_Problem details_
Search term "JSON": copy each line of the data containing it.

==== Exercise material ====

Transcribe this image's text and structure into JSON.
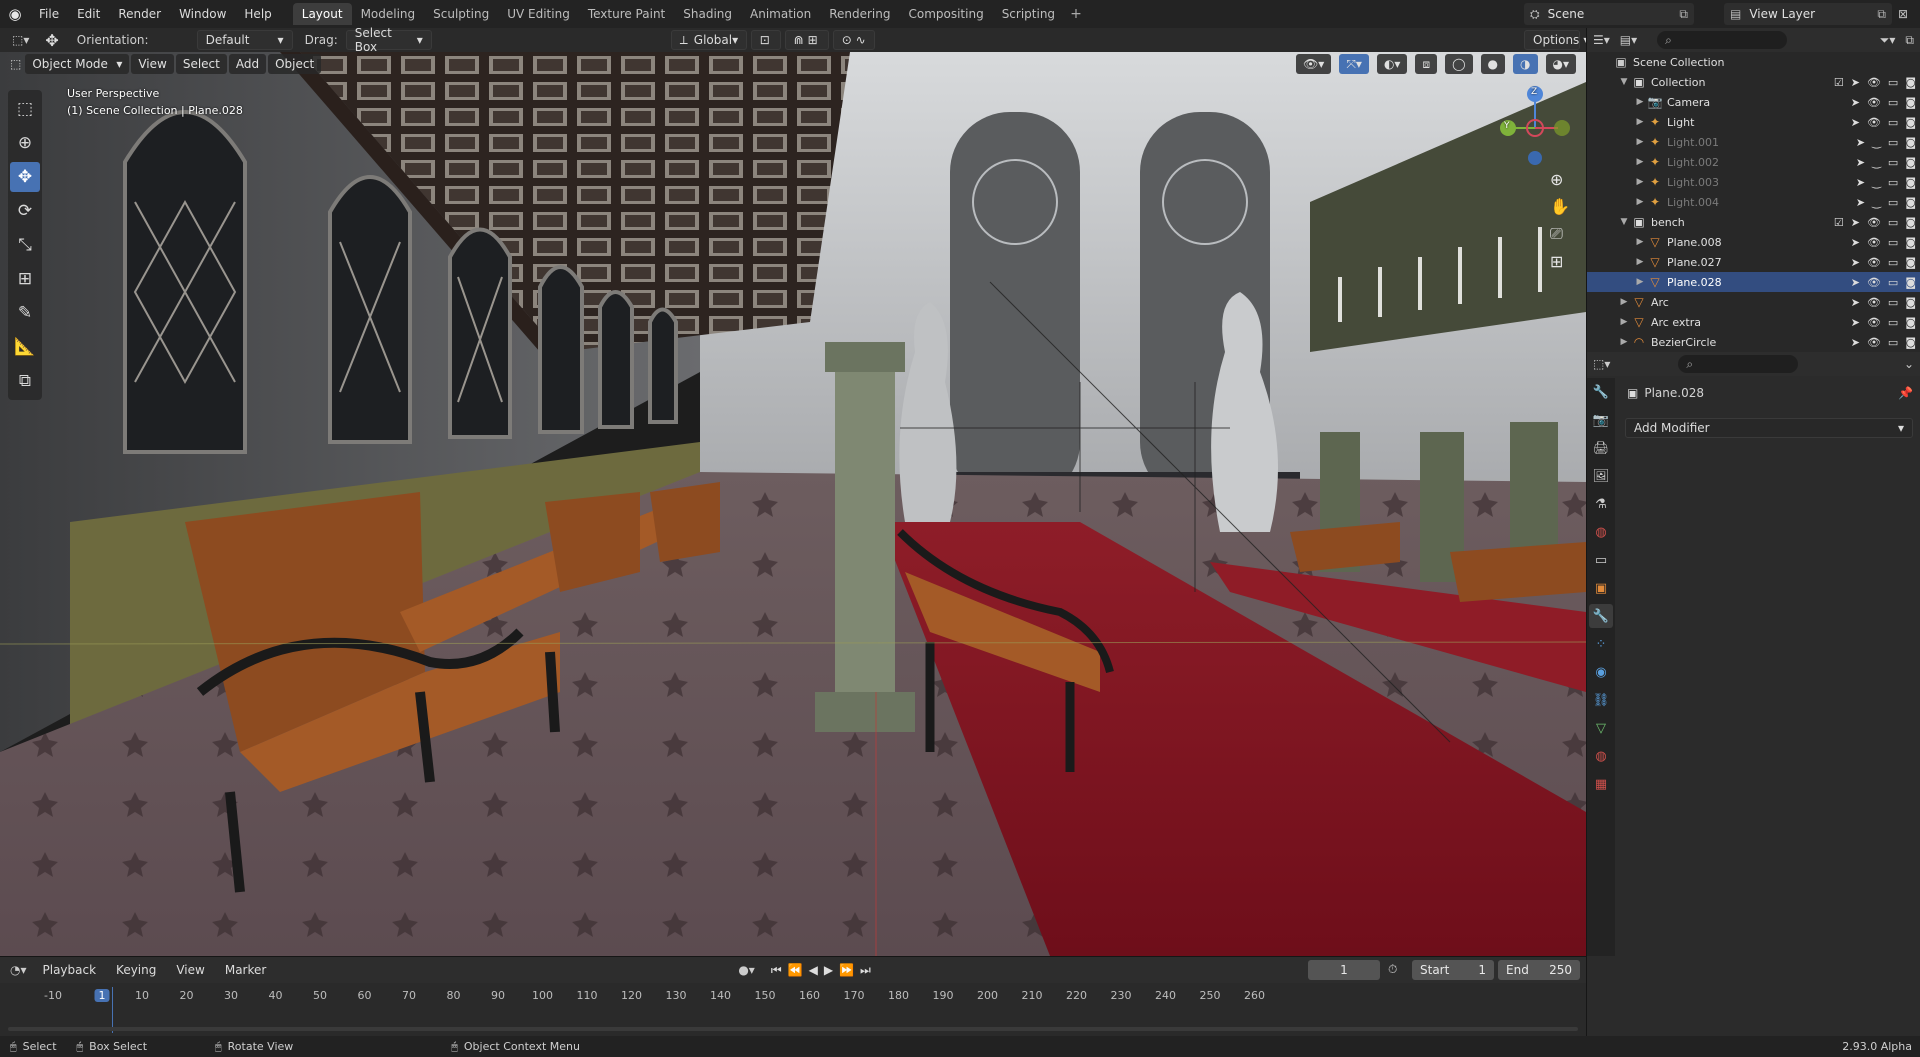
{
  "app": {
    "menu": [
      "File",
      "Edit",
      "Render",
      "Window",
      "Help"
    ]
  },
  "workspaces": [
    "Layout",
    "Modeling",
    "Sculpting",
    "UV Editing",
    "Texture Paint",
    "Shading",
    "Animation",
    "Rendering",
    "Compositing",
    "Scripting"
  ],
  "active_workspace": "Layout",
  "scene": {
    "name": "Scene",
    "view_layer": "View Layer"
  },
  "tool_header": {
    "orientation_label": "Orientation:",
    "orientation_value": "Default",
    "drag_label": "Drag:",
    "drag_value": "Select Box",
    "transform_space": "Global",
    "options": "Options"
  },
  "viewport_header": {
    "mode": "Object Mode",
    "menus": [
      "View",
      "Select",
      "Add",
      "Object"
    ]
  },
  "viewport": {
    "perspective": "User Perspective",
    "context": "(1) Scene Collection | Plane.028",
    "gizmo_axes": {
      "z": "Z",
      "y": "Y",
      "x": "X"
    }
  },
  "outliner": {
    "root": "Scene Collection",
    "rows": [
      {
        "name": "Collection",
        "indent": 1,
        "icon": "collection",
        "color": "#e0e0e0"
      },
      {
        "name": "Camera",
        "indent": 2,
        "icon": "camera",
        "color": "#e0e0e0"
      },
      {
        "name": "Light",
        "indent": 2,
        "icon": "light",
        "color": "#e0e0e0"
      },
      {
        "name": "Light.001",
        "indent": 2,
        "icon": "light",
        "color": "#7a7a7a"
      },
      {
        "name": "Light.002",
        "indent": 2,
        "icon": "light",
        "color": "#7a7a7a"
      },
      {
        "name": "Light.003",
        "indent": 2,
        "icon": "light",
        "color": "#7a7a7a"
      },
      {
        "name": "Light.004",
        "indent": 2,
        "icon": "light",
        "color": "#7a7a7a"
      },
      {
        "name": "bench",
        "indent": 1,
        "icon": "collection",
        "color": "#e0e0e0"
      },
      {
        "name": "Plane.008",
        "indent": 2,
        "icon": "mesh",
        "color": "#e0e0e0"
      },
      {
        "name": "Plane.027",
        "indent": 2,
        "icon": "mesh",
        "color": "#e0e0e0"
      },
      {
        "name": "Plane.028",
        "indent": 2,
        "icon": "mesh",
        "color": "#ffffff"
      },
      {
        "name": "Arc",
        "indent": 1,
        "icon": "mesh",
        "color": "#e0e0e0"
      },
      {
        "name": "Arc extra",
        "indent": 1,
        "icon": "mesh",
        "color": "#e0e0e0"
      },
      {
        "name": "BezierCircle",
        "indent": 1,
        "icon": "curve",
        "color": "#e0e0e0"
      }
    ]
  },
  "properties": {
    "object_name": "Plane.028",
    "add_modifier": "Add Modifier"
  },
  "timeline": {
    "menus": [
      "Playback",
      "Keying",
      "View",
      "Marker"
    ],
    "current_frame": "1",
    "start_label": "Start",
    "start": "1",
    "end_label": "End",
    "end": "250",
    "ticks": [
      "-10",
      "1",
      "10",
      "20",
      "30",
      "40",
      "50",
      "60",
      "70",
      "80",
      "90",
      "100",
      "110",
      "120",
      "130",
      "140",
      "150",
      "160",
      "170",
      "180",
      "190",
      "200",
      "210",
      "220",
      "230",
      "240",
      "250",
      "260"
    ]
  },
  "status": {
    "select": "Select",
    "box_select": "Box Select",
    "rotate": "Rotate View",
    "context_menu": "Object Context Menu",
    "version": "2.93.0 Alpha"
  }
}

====
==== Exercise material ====

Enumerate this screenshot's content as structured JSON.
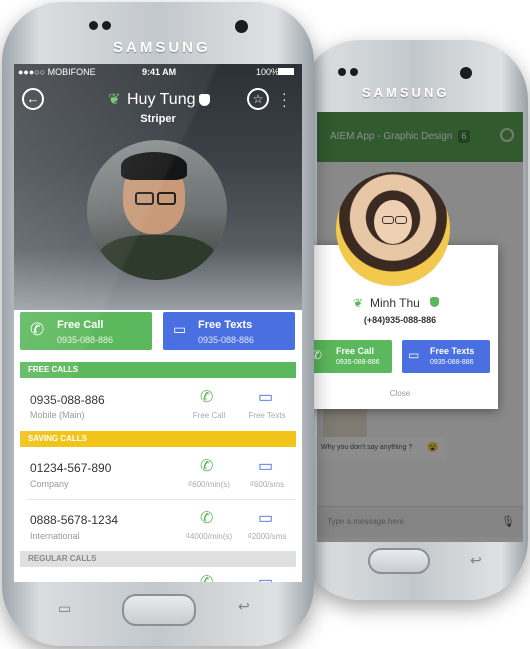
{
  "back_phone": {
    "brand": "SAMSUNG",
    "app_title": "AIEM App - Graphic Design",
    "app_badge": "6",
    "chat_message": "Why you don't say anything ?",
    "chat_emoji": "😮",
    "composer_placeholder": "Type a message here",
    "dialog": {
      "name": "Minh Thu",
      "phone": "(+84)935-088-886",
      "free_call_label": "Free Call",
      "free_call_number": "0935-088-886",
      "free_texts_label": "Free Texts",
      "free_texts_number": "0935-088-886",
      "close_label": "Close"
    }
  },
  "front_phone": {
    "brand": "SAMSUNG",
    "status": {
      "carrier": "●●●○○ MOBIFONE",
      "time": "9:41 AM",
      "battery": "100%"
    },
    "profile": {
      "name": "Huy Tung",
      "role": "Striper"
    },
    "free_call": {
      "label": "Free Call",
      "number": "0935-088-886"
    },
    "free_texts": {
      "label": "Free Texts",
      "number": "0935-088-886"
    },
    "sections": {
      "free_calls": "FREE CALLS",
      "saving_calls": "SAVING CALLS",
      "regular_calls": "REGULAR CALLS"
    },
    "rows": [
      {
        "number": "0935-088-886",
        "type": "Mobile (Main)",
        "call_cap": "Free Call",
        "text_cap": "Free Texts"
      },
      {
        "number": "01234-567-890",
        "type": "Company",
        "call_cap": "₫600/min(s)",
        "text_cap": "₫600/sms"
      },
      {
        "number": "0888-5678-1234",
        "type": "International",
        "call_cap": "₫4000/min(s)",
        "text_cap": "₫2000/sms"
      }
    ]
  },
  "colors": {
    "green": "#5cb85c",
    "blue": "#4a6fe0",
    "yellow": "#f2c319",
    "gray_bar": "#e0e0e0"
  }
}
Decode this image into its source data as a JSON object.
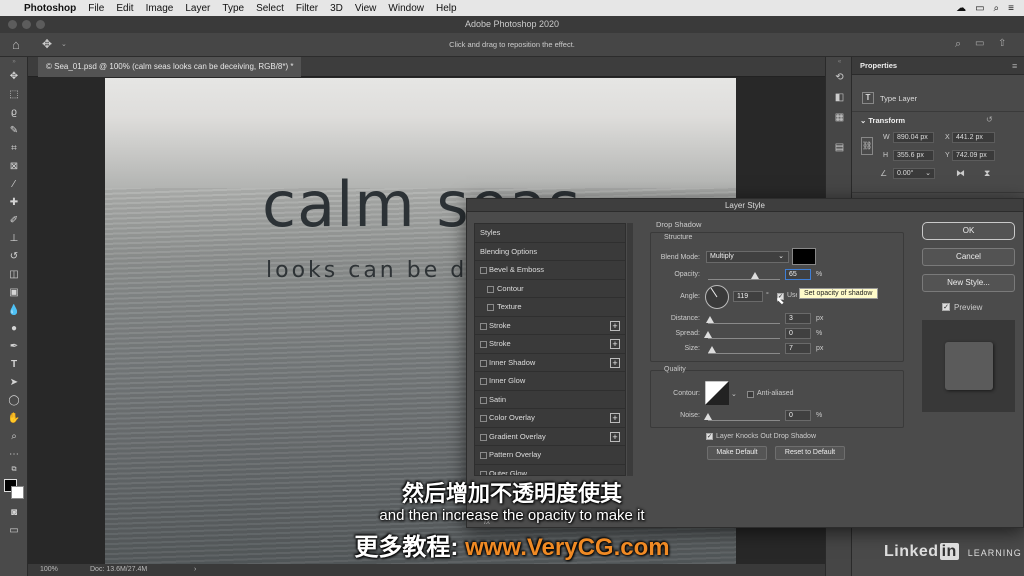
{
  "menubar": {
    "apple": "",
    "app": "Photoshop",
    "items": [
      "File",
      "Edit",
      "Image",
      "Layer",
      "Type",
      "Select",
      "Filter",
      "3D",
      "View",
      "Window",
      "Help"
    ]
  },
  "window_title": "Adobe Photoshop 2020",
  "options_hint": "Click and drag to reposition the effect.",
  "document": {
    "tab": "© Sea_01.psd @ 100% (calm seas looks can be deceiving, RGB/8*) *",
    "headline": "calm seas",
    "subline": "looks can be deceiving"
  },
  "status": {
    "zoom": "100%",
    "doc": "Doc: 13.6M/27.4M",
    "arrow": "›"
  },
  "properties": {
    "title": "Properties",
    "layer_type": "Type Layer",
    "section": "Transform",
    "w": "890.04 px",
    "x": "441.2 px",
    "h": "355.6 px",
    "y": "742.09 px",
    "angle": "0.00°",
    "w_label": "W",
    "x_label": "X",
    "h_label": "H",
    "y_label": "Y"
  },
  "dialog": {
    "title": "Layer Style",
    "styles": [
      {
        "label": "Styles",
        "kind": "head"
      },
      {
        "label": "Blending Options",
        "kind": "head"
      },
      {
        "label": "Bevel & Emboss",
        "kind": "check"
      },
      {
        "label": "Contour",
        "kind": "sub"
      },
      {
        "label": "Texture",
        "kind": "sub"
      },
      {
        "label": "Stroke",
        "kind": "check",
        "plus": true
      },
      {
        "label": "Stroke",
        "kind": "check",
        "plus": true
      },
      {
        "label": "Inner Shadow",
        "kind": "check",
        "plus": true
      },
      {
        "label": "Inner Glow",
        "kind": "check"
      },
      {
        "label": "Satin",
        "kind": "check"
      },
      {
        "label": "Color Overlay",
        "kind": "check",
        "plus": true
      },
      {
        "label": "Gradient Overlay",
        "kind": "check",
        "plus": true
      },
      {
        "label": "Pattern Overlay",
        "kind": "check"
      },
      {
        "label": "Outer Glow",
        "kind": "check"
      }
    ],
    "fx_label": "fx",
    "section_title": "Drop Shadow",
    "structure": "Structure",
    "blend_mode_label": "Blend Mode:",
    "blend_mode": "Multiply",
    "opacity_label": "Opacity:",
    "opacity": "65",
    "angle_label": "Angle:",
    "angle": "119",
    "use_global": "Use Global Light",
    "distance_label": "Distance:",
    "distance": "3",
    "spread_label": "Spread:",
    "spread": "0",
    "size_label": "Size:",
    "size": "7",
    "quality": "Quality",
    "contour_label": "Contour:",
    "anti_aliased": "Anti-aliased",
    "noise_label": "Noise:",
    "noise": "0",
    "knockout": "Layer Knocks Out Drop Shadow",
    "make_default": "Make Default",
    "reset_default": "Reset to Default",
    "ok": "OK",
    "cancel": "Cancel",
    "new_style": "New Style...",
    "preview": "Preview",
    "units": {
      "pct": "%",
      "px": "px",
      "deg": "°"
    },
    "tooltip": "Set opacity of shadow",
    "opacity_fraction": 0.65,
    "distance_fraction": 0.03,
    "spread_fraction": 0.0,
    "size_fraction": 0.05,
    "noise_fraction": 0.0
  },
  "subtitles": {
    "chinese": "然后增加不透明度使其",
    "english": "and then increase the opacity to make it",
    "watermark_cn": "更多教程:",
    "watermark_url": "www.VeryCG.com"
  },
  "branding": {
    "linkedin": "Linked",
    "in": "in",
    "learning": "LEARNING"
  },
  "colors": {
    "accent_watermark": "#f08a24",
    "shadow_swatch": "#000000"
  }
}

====

_Answer to the exercise_
Transcribe this image's text and structure into JSON.
Enumerate this screenshot's content as structured JSON.
Decode this image into its source data as a JSON object.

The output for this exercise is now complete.